> EXERCISE OBJECTIVE:
Take every line from the records below that includes the word "Judging".

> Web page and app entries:

== == ==

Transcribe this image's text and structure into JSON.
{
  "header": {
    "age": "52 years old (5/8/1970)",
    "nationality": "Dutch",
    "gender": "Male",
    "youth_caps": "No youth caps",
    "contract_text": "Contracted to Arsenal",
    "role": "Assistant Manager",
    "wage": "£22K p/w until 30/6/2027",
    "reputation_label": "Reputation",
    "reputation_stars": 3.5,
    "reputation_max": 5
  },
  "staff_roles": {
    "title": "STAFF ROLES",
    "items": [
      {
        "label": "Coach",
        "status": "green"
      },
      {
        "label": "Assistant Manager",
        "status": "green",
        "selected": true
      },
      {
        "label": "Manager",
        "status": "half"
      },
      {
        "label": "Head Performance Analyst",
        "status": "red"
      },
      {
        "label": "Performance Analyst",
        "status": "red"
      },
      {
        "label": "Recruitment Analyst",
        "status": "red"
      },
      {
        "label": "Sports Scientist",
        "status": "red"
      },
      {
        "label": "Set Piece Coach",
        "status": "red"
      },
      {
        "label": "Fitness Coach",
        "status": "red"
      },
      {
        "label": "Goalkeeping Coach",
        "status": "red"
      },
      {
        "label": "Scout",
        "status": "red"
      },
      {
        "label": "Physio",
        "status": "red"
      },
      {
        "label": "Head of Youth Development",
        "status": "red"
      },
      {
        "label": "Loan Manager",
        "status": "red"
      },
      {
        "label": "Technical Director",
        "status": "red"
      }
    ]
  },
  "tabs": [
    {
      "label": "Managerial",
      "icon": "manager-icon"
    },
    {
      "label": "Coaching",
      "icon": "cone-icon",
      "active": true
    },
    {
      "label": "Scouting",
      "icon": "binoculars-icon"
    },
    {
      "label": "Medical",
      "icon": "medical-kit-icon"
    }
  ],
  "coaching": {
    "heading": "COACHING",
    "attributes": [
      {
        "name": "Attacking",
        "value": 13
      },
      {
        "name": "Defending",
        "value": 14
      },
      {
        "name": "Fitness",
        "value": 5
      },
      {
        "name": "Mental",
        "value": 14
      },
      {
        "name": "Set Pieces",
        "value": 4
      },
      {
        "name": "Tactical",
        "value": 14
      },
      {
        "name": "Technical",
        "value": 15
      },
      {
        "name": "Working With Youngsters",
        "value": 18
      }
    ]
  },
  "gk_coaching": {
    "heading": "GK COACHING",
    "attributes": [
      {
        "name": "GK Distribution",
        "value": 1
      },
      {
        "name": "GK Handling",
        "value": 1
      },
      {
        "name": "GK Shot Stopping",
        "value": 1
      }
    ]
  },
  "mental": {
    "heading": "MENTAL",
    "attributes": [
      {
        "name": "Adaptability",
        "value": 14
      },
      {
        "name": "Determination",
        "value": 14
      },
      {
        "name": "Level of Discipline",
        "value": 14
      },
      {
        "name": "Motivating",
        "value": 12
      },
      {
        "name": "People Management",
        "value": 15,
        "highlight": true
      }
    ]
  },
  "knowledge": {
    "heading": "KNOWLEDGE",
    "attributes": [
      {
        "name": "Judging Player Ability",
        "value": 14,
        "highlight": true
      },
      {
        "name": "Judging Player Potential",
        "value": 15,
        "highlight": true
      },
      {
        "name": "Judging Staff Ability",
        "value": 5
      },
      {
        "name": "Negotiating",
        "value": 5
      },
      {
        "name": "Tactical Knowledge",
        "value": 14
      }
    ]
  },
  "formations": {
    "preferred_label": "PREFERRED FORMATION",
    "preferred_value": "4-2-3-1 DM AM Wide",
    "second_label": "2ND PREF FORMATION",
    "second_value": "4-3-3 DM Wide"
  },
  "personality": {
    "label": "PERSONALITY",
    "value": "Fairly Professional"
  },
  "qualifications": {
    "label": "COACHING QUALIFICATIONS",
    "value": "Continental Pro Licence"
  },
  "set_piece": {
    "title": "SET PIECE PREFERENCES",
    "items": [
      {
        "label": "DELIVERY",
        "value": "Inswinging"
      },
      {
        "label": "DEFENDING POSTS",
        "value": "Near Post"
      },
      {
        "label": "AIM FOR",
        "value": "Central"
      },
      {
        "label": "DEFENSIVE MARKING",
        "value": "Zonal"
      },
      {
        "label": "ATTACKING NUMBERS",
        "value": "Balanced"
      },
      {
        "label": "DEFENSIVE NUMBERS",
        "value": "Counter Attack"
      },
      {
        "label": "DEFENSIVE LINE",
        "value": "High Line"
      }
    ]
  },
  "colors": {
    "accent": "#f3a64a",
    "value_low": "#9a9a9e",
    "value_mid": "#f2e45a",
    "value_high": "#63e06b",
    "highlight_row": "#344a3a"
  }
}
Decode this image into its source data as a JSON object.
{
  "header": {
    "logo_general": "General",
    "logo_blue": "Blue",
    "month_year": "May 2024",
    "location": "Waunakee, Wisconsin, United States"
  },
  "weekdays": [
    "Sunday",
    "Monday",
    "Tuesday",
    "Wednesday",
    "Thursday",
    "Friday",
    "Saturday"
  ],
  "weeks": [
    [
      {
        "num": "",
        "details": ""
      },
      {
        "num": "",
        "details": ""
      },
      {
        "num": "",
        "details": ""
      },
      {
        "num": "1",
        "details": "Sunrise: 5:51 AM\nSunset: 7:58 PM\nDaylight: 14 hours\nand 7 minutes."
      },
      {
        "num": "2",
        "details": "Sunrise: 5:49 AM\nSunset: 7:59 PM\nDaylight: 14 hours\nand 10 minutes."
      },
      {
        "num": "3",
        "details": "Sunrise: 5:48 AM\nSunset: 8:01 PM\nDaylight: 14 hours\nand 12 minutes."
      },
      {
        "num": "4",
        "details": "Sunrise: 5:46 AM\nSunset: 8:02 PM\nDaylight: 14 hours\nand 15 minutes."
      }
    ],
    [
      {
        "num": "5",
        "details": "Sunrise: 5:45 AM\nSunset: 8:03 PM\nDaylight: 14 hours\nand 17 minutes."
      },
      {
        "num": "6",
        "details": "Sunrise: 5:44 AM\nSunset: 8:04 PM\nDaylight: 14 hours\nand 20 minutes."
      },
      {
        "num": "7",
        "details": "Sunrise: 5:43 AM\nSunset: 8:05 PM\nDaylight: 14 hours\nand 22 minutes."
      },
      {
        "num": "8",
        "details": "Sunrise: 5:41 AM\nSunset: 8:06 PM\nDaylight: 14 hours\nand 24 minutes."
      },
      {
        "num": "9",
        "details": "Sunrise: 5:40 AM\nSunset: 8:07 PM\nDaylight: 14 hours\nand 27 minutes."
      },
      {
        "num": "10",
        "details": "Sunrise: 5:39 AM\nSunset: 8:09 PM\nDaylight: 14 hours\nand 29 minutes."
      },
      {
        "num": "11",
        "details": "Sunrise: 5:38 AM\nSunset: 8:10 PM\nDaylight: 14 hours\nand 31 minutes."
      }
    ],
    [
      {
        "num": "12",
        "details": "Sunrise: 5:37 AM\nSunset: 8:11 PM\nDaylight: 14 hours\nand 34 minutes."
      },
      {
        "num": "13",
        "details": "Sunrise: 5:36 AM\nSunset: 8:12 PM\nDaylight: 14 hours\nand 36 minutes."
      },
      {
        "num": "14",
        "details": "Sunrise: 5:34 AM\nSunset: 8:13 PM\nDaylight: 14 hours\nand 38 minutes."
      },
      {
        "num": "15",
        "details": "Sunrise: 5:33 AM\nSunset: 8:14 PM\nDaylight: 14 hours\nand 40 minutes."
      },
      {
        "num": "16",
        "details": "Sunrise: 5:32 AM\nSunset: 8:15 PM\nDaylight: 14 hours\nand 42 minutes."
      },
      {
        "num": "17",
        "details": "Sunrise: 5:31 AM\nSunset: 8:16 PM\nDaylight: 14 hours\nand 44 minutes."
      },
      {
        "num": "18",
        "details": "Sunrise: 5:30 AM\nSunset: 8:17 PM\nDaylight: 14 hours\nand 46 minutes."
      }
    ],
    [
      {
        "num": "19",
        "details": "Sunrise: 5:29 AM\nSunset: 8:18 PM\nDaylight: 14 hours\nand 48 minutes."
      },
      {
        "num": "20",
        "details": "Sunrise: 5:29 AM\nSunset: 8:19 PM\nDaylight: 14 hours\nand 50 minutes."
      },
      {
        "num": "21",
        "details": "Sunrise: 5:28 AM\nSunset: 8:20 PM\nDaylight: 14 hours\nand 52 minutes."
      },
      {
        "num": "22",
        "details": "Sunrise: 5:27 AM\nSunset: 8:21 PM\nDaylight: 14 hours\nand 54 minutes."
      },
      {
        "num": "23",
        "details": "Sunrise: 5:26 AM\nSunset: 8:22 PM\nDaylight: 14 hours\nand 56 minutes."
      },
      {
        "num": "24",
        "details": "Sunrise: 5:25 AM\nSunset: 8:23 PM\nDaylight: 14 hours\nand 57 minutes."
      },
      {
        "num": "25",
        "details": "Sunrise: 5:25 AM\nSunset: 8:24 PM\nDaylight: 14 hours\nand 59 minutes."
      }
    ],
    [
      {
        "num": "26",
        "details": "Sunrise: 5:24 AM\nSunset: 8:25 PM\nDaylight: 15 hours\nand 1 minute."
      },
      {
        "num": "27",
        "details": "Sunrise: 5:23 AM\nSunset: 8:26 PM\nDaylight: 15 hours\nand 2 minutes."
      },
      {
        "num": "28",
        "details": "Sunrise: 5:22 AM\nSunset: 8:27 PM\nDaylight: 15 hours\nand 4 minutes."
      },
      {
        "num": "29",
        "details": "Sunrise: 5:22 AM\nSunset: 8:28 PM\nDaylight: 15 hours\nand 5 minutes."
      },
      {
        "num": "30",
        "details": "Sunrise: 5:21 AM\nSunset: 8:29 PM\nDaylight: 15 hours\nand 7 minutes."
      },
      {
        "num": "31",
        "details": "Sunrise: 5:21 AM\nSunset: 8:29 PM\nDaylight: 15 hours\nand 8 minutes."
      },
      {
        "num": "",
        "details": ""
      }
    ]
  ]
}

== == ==

> RESPONSE TO THIS TASK:
        "name": "Judging Player Ability",
        "name": "Judging Player Potential",
        "name": "Judging Staff Ability",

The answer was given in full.